John Sharp, 57, from Dover, North Carolina competes regularly in the Street Stock division.  While he’s ready to get back on track, he has taken the coronavirus pandemic seriously due to health issues of his own.

“I’ve had health issues that concern me when this virus is thrown in the mix,” Sharp explained.  “As such, I am self-quarantined.  I still get out and about, wear a mask in stores.  Luckily, I had already ordered the parts I needed for my car, so I’m taking this time to get her ready.”

The desire to get back to racing while taking the pandemic seriously extends past just the racers and to sanctioning bodies as well.

U.S. Legend Cars International and INEX, which has been monitoring the crisis and how it has impacted the 2020 racing season, has reduced the number of races its competitors need to run to be eligible for state and national championships.

“The safety of our competitors is our top priority, so we have monitored the COVID-19 situation very seriously,” Laila Razmyar, communications and events manager for U.S. Legend Cars International and INEX, said.  “Based on that information, we have put in place the following plan for the 2020 season: For the 2020 season, we will be reducing the number of races required for the Asphalt Oval, Dirt Oval, and Bandolero East & West Championships from 20 total races to 15 total races and reducing the number of races for our Road Course Championship from 12 total races to 10.”

In addition to the reduction in races drivers are required to run, INEX has also scrapped national qualifier events to reduce travel for teams as the United States economy, and the global economy, plunges toward a severe recession.

“We will also be doing away with the national qualifier races for the 2020 season,” a press release from U.S. Legend Cars International and INEX stated.  “Our national qualifier races are something put in place to encourage drivers to travel outside of their home track to compete.  With the current economic state of the world, we feel that it’s in the best interest of our competitors to reduce the amount of required travel for the racing season.”

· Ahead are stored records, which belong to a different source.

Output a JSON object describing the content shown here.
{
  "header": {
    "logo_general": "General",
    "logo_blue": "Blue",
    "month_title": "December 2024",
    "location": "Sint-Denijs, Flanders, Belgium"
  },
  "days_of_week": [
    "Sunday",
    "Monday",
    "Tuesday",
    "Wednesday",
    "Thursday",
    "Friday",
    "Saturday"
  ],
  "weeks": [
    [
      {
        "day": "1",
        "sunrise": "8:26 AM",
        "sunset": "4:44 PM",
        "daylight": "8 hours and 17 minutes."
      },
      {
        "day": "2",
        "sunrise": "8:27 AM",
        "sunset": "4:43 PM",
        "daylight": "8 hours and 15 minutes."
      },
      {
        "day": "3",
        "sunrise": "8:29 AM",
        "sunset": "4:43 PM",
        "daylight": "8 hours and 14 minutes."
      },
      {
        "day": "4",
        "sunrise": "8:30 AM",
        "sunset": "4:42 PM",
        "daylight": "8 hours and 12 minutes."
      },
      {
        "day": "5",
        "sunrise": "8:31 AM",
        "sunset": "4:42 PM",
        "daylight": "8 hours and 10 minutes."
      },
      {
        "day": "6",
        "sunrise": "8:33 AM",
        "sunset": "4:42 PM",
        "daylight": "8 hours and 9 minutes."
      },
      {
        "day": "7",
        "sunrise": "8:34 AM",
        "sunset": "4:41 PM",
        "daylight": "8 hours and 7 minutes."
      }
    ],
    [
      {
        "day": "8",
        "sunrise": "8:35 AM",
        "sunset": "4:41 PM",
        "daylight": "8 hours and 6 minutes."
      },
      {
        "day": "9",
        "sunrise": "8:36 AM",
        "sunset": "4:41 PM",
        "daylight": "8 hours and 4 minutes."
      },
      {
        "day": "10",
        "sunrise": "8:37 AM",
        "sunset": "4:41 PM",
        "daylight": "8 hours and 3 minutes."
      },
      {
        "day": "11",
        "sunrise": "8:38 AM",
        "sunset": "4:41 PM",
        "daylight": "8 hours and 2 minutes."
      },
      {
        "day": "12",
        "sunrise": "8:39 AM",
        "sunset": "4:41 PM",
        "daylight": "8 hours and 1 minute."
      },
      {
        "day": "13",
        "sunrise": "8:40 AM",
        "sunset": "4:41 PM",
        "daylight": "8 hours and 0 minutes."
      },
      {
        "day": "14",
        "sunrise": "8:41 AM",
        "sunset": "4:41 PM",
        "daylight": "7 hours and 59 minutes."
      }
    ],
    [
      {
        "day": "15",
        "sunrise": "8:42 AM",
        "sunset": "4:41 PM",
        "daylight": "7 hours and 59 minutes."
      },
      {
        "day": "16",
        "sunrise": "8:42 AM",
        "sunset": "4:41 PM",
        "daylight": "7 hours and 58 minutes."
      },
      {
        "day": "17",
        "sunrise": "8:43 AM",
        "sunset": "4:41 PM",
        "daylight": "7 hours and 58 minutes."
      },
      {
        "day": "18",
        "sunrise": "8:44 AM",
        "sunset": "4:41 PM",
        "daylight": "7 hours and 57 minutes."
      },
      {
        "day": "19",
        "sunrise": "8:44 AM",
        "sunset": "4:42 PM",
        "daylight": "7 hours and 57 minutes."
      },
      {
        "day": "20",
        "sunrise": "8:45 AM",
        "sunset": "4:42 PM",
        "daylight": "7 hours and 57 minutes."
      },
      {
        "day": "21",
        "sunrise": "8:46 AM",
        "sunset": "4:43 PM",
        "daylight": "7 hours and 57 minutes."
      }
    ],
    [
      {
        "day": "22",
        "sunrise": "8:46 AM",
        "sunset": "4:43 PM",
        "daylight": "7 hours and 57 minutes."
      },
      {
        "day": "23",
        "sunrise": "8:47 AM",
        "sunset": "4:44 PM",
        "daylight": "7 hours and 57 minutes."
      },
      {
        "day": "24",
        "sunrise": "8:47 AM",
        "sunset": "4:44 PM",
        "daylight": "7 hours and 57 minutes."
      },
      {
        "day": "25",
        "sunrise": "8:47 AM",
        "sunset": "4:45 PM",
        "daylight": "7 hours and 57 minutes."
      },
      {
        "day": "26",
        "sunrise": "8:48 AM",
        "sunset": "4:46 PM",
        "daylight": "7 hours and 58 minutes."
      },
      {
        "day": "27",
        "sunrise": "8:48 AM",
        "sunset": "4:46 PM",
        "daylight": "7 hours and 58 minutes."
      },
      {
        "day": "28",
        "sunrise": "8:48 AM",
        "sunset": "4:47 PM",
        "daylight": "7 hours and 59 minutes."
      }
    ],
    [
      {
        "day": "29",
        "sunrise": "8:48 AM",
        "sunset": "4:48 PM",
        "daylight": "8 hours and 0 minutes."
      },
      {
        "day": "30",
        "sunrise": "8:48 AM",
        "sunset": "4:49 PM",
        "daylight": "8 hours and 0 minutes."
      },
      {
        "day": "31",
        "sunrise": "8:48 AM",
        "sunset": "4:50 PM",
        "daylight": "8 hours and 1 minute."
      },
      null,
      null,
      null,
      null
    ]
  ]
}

With the racing season on hold due to the pandemic, Carteret County Speedway’s staff have focused on repairs and improvements at the motorsports complex with sights set on reopening.  The racers themselves, also ready to hit the track, shared some messages of hope as well.

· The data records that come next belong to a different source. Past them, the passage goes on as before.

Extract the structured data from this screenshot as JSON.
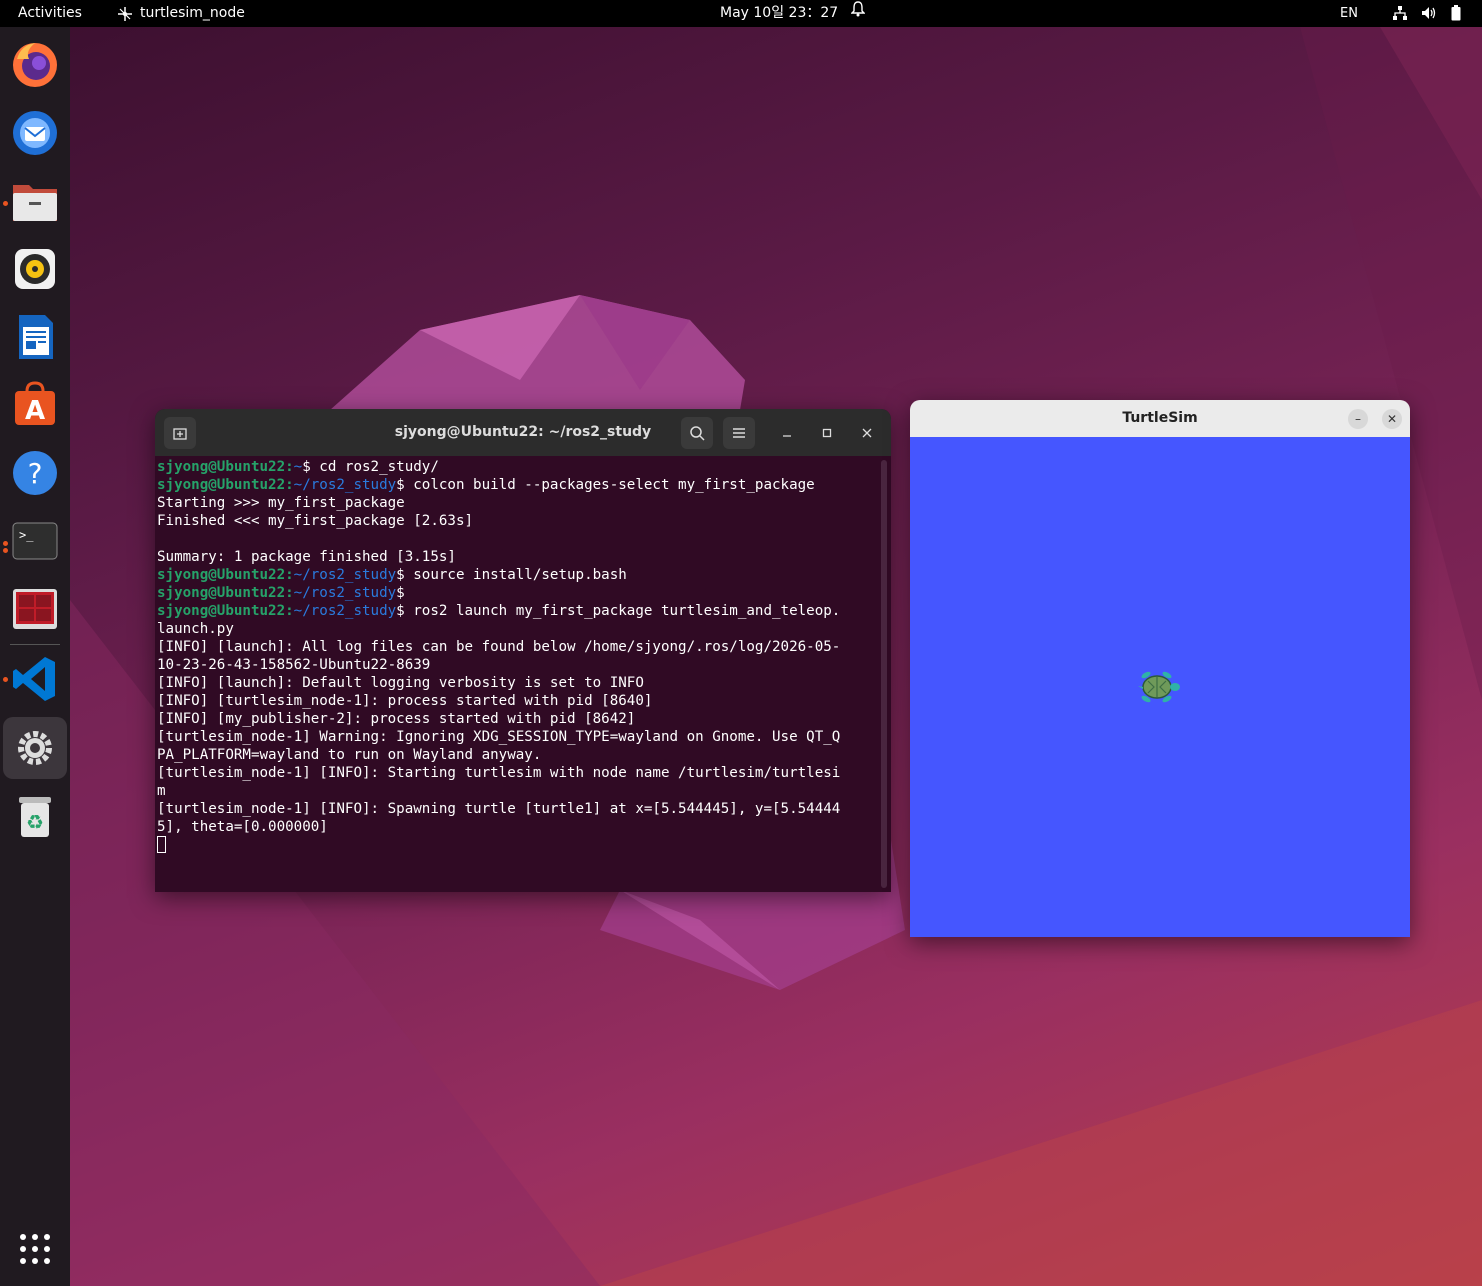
{
  "topbar": {
    "activities": "Activities",
    "app_name": "turtlesim_node",
    "clock": "May 10일  23：27",
    "lang": "EN",
    "icons": [
      "app-indicator-icon",
      "bell-icon",
      "network-icon",
      "volume-icon",
      "battery-icon"
    ]
  },
  "dock": {
    "items": [
      "firefox",
      "thunderbird",
      "files",
      "rhythmbox",
      "libreoffice-writer",
      "app-center",
      "help",
      "terminal",
      "system-monitor",
      "vscode",
      "settings",
      "trash"
    ],
    "apps_grid": "show-apps-icon"
  },
  "terminal": {
    "title": "sjyong@Ubuntu22: ~/ros2_study",
    "lines": [
      {
        "user": "sjyong@Ubuntu22",
        "path": "~",
        "cmd": "$ cd ros2_study/"
      },
      {
        "user": "sjyong@Ubuntu22",
        "path": "~/ros2_study",
        "cmd": "$ colcon build --packages-select my_first_package"
      },
      {
        "text": "Starting >>> my_first_package"
      },
      {
        "text": "Finished <<< my_first_package [2.63s]"
      },
      {
        "text": ""
      },
      {
        "text": "Summary: 1 package finished [3.15s]"
      },
      {
        "user": "sjyong@Ubuntu22",
        "path": "~/ros2_study",
        "cmd": "$ source install/setup.bash"
      },
      {
        "user": "sjyong@Ubuntu22",
        "path": "~/ros2_study",
        "cmd": "$"
      },
      {
        "user": "sjyong@Ubuntu22",
        "path": "~/ros2_study",
        "cmd": "$ ros2 launch my_first_package turtlesim_and_teleop."
      },
      {
        "text": "launch.py"
      },
      {
        "text": "[INFO] [launch]: All log files can be found below /home/sjyong/.ros/log/2026-05-"
      },
      {
        "text": "10-23-26-43-158562-Ubuntu22-8639"
      },
      {
        "text": "[INFO] [launch]: Default logging verbosity is set to INFO"
      },
      {
        "text": "[INFO] [turtlesim_node-1]: process started with pid [8640]"
      },
      {
        "text": "[INFO] [my_publisher-2]: process started with pid [8642]"
      },
      {
        "text": "[turtlesim_node-1] Warning: Ignoring XDG_SESSION_TYPE=wayland on Gnome. Use QT_Q"
      },
      {
        "text": "PA_PLATFORM=wayland to run on Wayland anyway."
      },
      {
        "text": "[turtlesim_node-1] [INFO]: Starting turtlesim with node name /turtlesim/turtlesi"
      },
      {
        "text": "m"
      },
      {
        "text": "[turtlesim_node-1] [INFO]: Spawning turtle [turtle1] at x=[5.544445], y=[5.54444"
      },
      {
        "text": "5], theta=[0.000000]"
      }
    ]
  },
  "turtlesim": {
    "title": "TurtleSim",
    "minimize": "–",
    "close": "✕",
    "bg_color": "#4556ff"
  }
}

“I am looking forward to getting back to the track and seeing everyone and the fans,” Tyler Horne remarked.  “I think we’ll have a good piece this year.”

“I am praying for those who have been infected, and the families who have lost loved ones as well as the souls lost,” Sharp said.  “I’m really looking forward to seeing everyone at the track and seeing if Team Sharpie has something for the Street Stocks.”

“No matter how big the battle is, with God, you’re always the victor,” Andrew Deal commented.

In the Warner Bros. Pictures blockbuster Justice League, released in 2017, movie’s final act reminded viewers that, even when things seem darkest, even when people feel hopeless, the light returns and people should not give up hope.

“Darkness, the truest darkness, is not the absence of light,” Amy Adams’ character, Lois Lane, states in a monologue in the movie’s final chapter.  “It is the conviction that the light will never return.  But the light always returns, to show us things familiar.  Home, family, and things entirely new or long overlooked.  It shows us new possibilities and challenges us to pursue them.”

The lights will turn back on at Bobby Watson’s Carteret County Speedway and the racing season will commence.  Drivers will soon return to the track with their families and will be reunited with their racing family as they chase victories at the 4/10-mile track.  Fans will soon be able to return, enjoying the sights, sounds and smell of pavement pounding stock cars as well as the taste of their favorite food and beverages from the speedway’s concessions stands.

For now, the speedway waits as the state of North Carolina takes its first steps this week toward reopening the economy and returning to normal.

For more information about Bobby Watson’s Carteret County Speedway, visit the track’s official website at www.carteretspeedway.com, “like” Carteret County Speedway on Facebook or follow @carteretcoswy on Twitter and Instagram.